#### WHAT TO WORK ON
Find every line below where the string "Click" shows up, and copy those lines.

:::::

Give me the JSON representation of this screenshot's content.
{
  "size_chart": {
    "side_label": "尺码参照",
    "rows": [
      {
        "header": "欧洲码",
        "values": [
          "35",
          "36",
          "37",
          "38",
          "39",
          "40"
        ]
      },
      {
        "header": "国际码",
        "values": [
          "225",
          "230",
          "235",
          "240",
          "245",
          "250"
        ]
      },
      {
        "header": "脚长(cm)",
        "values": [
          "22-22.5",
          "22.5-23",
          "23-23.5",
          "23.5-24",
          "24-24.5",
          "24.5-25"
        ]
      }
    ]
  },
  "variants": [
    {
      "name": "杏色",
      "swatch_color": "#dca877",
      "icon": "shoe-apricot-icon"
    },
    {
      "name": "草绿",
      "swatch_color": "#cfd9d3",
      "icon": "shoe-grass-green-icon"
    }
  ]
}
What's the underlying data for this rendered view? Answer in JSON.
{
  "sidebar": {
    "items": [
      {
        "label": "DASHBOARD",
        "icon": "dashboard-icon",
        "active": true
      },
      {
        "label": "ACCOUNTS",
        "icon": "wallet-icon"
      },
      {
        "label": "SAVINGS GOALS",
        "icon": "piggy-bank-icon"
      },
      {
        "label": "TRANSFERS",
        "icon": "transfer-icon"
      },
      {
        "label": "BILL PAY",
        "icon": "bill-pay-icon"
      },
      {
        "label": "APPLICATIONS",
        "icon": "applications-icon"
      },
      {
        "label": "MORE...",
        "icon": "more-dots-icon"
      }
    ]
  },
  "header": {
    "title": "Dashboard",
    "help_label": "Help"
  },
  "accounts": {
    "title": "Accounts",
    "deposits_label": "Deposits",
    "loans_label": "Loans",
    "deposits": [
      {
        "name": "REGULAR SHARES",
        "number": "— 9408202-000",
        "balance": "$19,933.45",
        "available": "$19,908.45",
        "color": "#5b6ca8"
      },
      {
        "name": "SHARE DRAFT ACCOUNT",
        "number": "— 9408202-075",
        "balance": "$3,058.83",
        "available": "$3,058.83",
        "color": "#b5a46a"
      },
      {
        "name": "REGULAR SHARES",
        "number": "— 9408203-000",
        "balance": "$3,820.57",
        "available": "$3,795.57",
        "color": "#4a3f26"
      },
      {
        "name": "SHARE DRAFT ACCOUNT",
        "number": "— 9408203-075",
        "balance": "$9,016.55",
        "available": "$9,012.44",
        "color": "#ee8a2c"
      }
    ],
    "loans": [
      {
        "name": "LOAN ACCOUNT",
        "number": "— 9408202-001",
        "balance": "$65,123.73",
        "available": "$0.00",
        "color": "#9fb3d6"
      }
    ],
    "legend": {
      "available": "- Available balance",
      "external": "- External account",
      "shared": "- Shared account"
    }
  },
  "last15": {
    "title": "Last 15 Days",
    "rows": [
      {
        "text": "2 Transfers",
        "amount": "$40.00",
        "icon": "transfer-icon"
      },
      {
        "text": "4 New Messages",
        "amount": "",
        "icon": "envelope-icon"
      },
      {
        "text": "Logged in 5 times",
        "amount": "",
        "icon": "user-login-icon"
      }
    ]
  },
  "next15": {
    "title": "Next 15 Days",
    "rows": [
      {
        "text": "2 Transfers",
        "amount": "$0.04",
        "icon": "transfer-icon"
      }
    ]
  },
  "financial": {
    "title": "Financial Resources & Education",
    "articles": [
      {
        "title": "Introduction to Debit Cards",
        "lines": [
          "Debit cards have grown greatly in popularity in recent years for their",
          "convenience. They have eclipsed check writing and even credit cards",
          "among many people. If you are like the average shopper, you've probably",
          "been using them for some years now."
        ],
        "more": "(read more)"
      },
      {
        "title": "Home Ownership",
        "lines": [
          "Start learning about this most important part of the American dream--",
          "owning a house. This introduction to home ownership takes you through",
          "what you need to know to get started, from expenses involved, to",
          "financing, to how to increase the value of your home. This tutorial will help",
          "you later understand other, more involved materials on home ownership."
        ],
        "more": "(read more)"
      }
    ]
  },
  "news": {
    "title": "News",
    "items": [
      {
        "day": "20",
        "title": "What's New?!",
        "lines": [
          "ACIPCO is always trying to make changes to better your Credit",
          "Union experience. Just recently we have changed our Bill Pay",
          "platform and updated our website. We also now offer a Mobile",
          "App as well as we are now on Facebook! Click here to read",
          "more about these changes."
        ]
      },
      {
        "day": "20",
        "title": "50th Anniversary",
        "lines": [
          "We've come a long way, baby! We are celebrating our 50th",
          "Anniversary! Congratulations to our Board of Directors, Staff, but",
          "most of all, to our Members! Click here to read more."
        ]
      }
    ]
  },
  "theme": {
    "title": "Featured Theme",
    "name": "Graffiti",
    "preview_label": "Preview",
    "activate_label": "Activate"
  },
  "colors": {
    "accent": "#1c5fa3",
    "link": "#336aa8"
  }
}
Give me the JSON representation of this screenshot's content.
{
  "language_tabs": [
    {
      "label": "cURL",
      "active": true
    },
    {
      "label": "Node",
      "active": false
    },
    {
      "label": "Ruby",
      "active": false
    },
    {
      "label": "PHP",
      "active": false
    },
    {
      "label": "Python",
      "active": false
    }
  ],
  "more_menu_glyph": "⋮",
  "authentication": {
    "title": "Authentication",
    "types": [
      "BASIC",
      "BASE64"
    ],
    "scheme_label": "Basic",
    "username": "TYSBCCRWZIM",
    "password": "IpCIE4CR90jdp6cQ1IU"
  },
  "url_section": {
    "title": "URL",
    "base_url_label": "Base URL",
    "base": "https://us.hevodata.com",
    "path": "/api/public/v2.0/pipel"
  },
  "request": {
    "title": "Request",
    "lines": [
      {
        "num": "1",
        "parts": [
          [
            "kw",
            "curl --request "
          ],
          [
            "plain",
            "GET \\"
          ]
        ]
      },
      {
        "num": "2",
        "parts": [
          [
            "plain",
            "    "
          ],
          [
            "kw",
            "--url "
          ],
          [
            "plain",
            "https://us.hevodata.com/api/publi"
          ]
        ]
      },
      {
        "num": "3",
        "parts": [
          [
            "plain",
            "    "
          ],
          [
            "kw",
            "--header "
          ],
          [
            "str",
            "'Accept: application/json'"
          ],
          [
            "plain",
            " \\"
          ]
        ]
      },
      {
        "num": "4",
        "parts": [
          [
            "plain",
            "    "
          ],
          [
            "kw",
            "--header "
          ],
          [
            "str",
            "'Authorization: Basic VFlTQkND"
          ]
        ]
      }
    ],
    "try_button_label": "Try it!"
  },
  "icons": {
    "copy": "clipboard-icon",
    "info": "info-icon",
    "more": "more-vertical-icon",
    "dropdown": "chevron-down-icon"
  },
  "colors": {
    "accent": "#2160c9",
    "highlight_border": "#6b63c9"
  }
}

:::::

#### RESULT
          "App as well as we are now on Facebook! Click here to read",
          "most of all, to our Members! Click here to read more."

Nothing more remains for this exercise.